* **Instructions for the task**
Your task is to repeat the entries exactly. Leave the pictures out.

* **Input data**

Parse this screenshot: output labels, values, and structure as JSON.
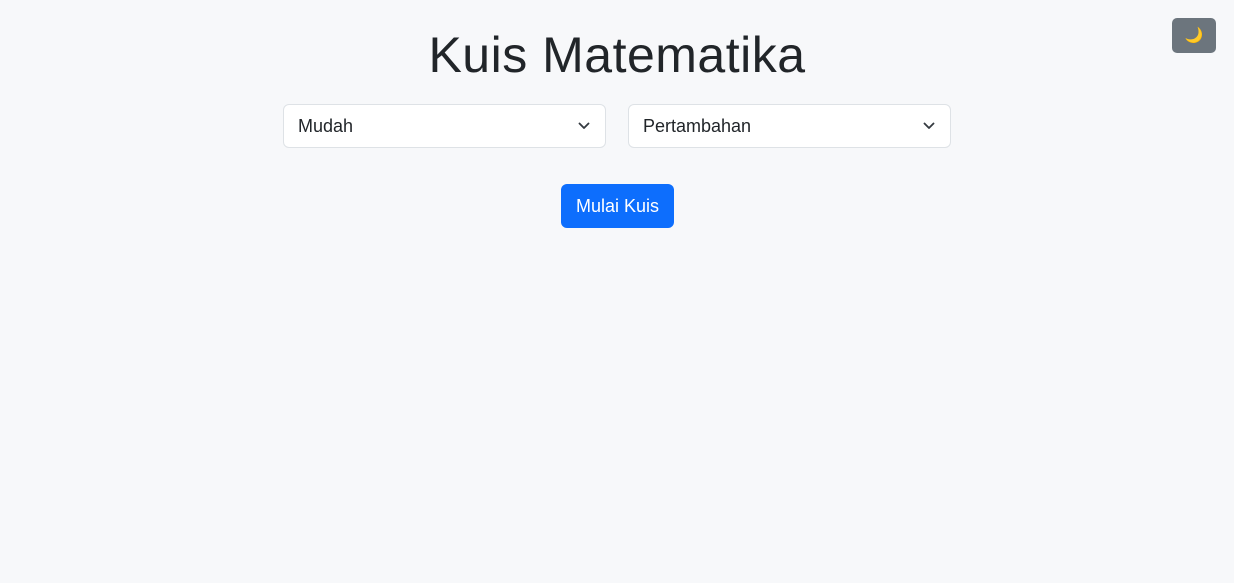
{
  "page": {
    "title": "Kuis Matematika",
    "background": "#f7f8fa"
  },
  "theme_toggle": {
    "icon": "moon-icon",
    "glyph": "🌙",
    "background": "#6c757d"
  },
  "controls": {
    "level_select": {
      "selected": "Mudah",
      "icon": "chevron-down-icon"
    },
    "operation_select": {
      "selected": "Pertambahan",
      "icon": "chevron-down-icon"
    }
  },
  "start_button": {
    "label": "Mulai Kuis",
    "color": "#0d6efd"
  }
}
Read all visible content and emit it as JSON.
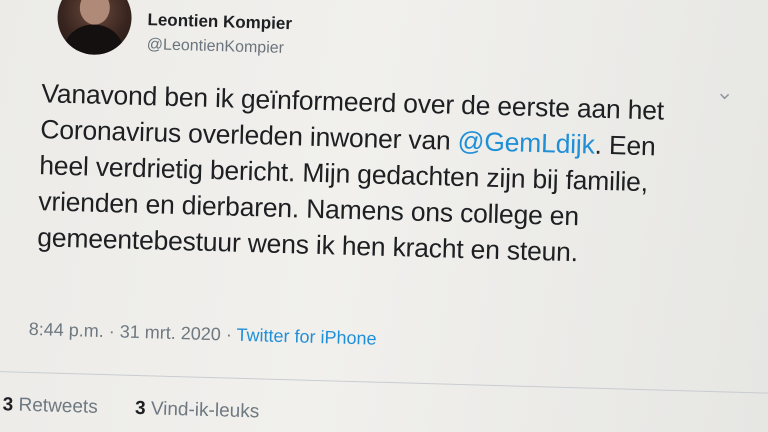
{
  "tweet": {
    "display_name": "Leontien Kompier",
    "handle": "@LeontienKompier",
    "text_lines": {
      "l1": "Vanavond ben ik geïnformeerd over de eerste aan het",
      "l2_pre": "Coronavirus overleden inwoner van ",
      "l2_mention": "@GemLdijk",
      "l2_post": ". Een",
      "l3": "heel verdrietig bericht. Mijn gedachten zijn bij familie,",
      "l4": "vrienden en dierbaren. Namens ons college en",
      "l5": "gemeentebestuur wens ik hen kracht en steun."
    },
    "time": "8:44 p.m.",
    "separator": " · ",
    "date": "31 mrt. 2020",
    "source": "Twitter for iPhone",
    "retweets_count": "3",
    "retweets_label": "Retweets",
    "likes_count": "3",
    "likes_label": "Vind-ik-leuks",
    "caret_icon": "chevron-down-icon",
    "colors": {
      "link": "#1f8fd8",
      "text": "#1d1f22",
      "muted": "#6e7880"
    }
  }
}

* **Written response**
Parse this screenshot: output labels, values, and structure as JSON.
{
  "page": {
    "title": "Kuis Matematika",
    "background": "#f7f8fa"
  },
  "theme_toggle": {
    "icon": "moon-icon",
    "glyph": "🌙",
    "background": "#6c757d"
  },
  "controls": {
    "level_select": {
      "selected": "Mudah",
      "icon": "chevron-down-icon"
    },
    "operation_select": {
      "selected": "Pertambahan",
      "icon": "chevron-down-icon"
    }
  },
  "start_button": {
    "label": "Mulai Kuis",
    "color": "#0d6efd"
  }
}
Read all visible content and emit it as JSON.
{
  "tweet": {
    "display_name": "Leontien Kompier",
    "handle": "@LeontienKompier",
    "text_lines": {
      "l1": "Vanavond ben ik geïnformeerd over de eerste aan het",
      "l2_pre": "Coronavirus overleden inwoner van ",
      "l2_mention": "@GemLdijk",
      "l2_post": ". Een",
      "l3": "heel verdrietig bericht. Mijn gedachten zijn bij familie,",
      "l4": "vrienden en dierbaren. Namens ons college en",
      "l5": "gemeentebestuur wens ik hen kracht en steun."
    },
    "time": "8:44 p.m.",
    "separator": " · ",
    "date": "31 mrt. 2020",
    "source": "Twitter for iPhone",
    "retweets_count": "3",
    "retweets_label": "Retweets",
    "likes_count": "3",
    "likes_label": "Vind-ik-leuks",
    "caret_icon": "chevron-down-icon",
    "colors": {
      "link": "#1f8fd8",
      "text": "#1d1f22",
      "muted": "#6e7880"
    }
  }
}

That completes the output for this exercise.